__Try it__: Exact copies of the lines below are the goal; any images in them are dropped.
═══
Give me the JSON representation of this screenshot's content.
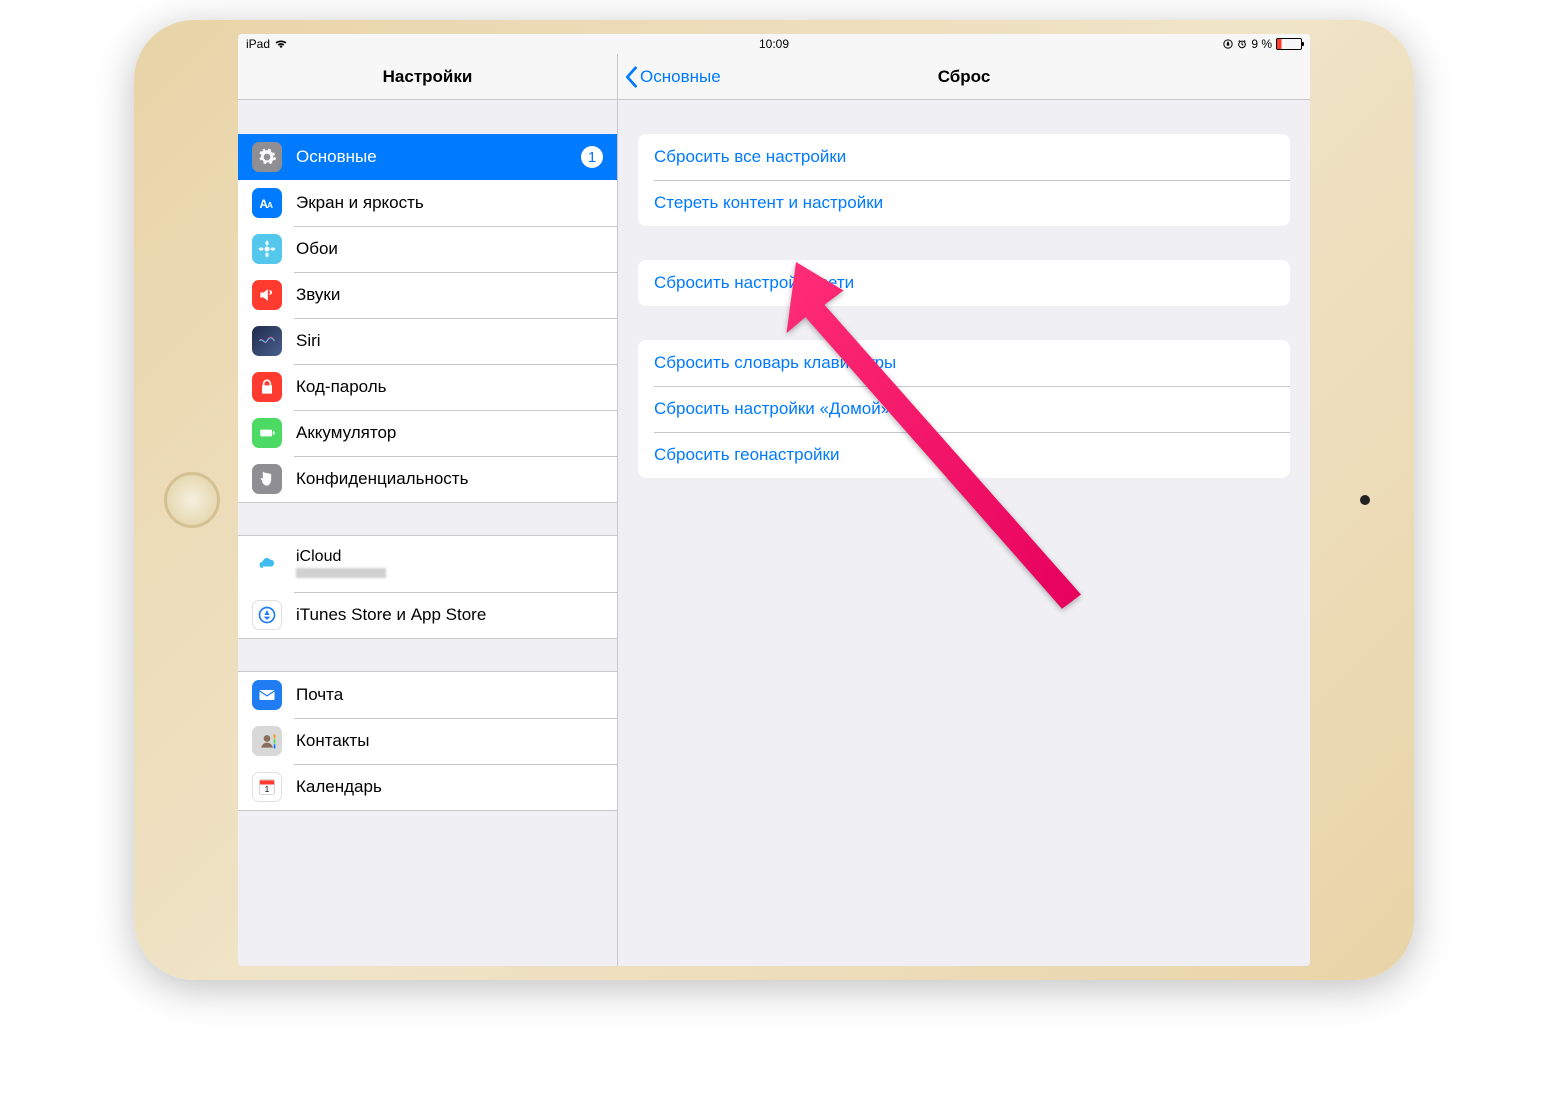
{
  "statusbar": {
    "device": "iPad",
    "time": "10:09",
    "battery": "9 %"
  },
  "sidebar": {
    "title": "Настройки",
    "groups": [
      [
        {
          "key": "general",
          "label": "Основные",
          "badge": "1",
          "selected": true
        },
        {
          "key": "display",
          "label": "Экран и яркость"
        },
        {
          "key": "wallpaper",
          "label": "Обои"
        },
        {
          "key": "sounds",
          "label": "Звуки"
        },
        {
          "key": "siri",
          "label": "Siri"
        },
        {
          "key": "passcode",
          "label": "Код-пароль"
        },
        {
          "key": "battery",
          "label": "Аккумулятор"
        },
        {
          "key": "privacy",
          "label": "Конфиденциальность"
        }
      ],
      [
        {
          "key": "icloud",
          "label": "iCloud",
          "sub": ""
        },
        {
          "key": "appstore",
          "label": "iTunes Store и App Store"
        }
      ],
      [
        {
          "key": "mail",
          "label": "Почта"
        },
        {
          "key": "contacts",
          "label": "Контакты"
        },
        {
          "key": "calendar",
          "label": "Календарь"
        }
      ]
    ]
  },
  "detail": {
    "back": "Основные",
    "title": "Сброс",
    "groups": [
      [
        "Сбросить все настройки",
        "Стереть контент и настройки"
      ],
      [
        "Сбросить настройки сети"
      ],
      [
        "Сбросить словарь клавиатуры",
        "Сбросить настройки «Домой»",
        "Сбросить геонастройки"
      ]
    ]
  }
}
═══
__Expected output__:
Give me the JSON representation of this screenshot's content.
{
  "statusbar": {
    "device": "iPad",
    "time": "10:09",
    "battery": "9 %"
  },
  "sidebar": {
    "title": "Настройки",
    "groups": [
      [
        {
          "key": "general",
          "label": "Основные",
          "badge": "1",
          "selected": true
        },
        {
          "key": "display",
          "label": "Экран и яркость"
        },
        {
          "key": "wallpaper",
          "label": "Обои"
        },
        {
          "key": "sounds",
          "label": "Звуки"
        },
        {
          "key": "siri",
          "label": "Siri"
        },
        {
          "key": "passcode",
          "label": "Код-пароль"
        },
        {
          "key": "battery",
          "label": "Аккумулятор"
        },
        {
          "key": "privacy",
          "label": "Конфиденциальность"
        }
      ],
      [
        {
          "key": "icloud",
          "label": "iCloud",
          "sub": ""
        },
        {
          "key": "appstore",
          "label": "iTunes Store и App Store"
        }
      ],
      [
        {
          "key": "mail",
          "label": "Почта"
        },
        {
          "key": "contacts",
          "label": "Контакты"
        },
        {
          "key": "calendar",
          "label": "Календарь"
        }
      ]
    ]
  },
  "detail": {
    "back": "Основные",
    "title": "Сброс",
    "groups": [
      [
        "Сбросить все настройки",
        "Стереть контент и настройки"
      ],
      [
        "Сбросить настройки сети"
      ],
      [
        "Сбросить словарь клавиатуры",
        "Сбросить настройки «Домой»",
        "Сбросить геонастройки"
      ]
    ]
  }
}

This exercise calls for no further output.